Exercise prompt | Considering the entries that follow, report how many lines include the string "Cylinder", giving the number alone.

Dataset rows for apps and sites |
[Start of Attachment]
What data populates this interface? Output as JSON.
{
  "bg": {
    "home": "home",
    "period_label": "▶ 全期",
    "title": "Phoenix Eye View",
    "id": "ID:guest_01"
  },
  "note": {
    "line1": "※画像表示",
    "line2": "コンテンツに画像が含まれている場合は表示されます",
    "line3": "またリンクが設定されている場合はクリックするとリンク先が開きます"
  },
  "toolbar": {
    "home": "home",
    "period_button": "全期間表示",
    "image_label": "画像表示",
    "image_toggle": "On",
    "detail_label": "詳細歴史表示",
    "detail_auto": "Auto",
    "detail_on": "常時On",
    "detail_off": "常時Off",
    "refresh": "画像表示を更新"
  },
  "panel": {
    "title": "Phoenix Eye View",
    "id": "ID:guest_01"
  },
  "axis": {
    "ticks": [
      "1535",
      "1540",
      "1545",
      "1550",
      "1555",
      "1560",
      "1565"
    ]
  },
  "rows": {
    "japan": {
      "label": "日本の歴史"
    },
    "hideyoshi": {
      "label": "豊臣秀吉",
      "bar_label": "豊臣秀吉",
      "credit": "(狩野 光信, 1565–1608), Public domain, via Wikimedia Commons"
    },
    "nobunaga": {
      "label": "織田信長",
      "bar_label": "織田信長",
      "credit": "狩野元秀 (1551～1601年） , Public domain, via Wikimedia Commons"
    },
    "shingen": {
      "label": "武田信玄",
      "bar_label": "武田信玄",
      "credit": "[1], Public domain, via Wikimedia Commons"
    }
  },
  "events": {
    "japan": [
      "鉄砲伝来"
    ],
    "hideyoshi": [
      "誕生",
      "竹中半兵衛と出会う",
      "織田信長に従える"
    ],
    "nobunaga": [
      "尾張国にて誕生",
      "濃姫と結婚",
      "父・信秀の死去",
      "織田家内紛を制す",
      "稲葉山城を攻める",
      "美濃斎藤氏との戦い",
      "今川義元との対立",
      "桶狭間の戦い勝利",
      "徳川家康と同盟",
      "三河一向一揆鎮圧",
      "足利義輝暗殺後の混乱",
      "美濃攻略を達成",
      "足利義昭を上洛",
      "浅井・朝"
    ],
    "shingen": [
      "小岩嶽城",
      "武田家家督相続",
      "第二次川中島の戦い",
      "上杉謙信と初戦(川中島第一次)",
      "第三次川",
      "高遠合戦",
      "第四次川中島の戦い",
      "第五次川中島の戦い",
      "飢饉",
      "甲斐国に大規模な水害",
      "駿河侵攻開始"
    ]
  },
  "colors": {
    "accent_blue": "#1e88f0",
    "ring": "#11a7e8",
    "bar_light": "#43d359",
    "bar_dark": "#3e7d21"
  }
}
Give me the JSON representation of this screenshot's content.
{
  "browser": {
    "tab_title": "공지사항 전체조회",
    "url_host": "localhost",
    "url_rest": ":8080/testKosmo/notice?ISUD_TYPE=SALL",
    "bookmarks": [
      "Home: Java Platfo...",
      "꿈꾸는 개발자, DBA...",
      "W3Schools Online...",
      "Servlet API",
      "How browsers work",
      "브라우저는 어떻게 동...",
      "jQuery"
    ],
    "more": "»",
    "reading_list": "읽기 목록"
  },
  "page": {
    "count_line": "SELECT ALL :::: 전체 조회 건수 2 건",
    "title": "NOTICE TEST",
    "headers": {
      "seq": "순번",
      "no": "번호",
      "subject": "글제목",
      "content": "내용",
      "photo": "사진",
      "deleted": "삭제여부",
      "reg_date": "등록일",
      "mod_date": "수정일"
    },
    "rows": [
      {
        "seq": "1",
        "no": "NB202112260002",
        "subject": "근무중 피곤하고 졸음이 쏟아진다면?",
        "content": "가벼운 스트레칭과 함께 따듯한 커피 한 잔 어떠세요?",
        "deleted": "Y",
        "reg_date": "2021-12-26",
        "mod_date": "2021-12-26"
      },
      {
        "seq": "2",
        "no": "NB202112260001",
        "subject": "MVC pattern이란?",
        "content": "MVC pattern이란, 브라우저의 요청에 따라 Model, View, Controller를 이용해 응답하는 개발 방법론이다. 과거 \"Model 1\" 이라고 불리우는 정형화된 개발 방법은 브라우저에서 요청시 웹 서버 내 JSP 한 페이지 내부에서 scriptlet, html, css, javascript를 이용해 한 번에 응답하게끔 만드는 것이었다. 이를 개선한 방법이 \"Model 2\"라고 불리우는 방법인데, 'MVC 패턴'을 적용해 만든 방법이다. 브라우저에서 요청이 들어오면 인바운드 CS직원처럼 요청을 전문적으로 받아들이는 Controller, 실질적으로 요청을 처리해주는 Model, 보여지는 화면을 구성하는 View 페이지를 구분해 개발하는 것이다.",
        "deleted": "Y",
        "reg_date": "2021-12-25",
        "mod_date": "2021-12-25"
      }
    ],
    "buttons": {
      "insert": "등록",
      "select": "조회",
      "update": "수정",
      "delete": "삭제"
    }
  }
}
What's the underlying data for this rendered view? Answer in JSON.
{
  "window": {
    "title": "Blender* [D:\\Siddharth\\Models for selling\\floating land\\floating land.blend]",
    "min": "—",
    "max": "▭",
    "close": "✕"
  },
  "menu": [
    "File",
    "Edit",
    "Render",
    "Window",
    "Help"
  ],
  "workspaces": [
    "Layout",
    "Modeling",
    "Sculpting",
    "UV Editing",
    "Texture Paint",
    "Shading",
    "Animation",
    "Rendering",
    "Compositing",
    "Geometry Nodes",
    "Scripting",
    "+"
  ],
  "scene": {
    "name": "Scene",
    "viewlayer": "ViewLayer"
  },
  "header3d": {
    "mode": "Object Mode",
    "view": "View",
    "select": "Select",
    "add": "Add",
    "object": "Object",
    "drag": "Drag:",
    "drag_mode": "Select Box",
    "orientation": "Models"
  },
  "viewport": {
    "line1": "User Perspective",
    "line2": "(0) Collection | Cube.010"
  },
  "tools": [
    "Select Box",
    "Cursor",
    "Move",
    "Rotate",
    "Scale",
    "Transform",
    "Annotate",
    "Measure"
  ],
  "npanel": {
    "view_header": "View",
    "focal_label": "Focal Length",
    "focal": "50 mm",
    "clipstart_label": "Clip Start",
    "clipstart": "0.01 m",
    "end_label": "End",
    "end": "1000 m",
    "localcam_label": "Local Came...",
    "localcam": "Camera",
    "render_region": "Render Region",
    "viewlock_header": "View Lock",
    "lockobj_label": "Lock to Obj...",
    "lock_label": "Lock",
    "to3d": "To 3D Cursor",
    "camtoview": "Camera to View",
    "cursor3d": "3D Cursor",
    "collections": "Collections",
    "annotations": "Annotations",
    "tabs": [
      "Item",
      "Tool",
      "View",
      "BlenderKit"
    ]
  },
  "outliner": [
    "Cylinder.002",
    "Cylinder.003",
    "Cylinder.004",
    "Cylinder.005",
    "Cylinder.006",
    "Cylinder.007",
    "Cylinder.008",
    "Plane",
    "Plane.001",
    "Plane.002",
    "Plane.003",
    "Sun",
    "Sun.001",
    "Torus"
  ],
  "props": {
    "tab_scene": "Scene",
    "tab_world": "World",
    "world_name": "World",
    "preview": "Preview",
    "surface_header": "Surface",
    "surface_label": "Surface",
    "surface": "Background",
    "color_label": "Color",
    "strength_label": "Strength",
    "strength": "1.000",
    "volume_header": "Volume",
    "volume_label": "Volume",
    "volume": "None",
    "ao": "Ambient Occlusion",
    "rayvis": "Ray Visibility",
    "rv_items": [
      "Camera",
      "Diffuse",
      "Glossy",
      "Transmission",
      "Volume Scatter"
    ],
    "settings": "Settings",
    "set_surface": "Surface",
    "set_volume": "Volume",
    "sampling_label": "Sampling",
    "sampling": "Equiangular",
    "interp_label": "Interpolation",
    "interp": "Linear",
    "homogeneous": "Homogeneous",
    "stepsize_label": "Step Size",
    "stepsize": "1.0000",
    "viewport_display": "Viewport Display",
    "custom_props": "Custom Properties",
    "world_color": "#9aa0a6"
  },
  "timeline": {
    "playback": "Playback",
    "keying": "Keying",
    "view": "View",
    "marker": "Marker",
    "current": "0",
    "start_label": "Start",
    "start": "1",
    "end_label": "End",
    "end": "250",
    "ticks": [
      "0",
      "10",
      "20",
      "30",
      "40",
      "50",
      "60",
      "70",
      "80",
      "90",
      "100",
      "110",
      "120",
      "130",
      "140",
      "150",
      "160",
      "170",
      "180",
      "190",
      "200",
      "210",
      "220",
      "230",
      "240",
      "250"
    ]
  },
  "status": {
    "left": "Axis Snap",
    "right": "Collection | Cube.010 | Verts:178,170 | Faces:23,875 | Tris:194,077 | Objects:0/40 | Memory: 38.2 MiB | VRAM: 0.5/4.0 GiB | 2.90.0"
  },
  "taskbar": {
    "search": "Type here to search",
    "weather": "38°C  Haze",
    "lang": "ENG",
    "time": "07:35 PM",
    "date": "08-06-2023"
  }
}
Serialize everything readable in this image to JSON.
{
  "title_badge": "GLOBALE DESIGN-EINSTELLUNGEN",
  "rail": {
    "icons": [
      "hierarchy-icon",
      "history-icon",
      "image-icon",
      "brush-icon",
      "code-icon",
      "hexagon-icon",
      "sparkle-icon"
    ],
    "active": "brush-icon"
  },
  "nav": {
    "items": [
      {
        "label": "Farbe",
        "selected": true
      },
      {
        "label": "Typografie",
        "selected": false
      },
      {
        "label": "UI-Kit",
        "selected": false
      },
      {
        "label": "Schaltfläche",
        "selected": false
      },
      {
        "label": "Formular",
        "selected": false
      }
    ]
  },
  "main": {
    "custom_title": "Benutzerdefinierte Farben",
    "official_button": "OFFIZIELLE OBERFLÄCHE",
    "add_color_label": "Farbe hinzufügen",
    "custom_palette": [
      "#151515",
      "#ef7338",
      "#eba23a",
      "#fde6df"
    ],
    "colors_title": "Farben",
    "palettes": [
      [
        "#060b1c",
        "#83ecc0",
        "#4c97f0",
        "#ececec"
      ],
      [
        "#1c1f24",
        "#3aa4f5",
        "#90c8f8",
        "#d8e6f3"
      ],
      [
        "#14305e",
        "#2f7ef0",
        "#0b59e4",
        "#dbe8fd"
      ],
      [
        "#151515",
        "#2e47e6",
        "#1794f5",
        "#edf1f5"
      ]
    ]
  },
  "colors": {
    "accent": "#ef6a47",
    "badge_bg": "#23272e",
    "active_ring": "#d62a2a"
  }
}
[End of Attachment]
Solution for this task | 7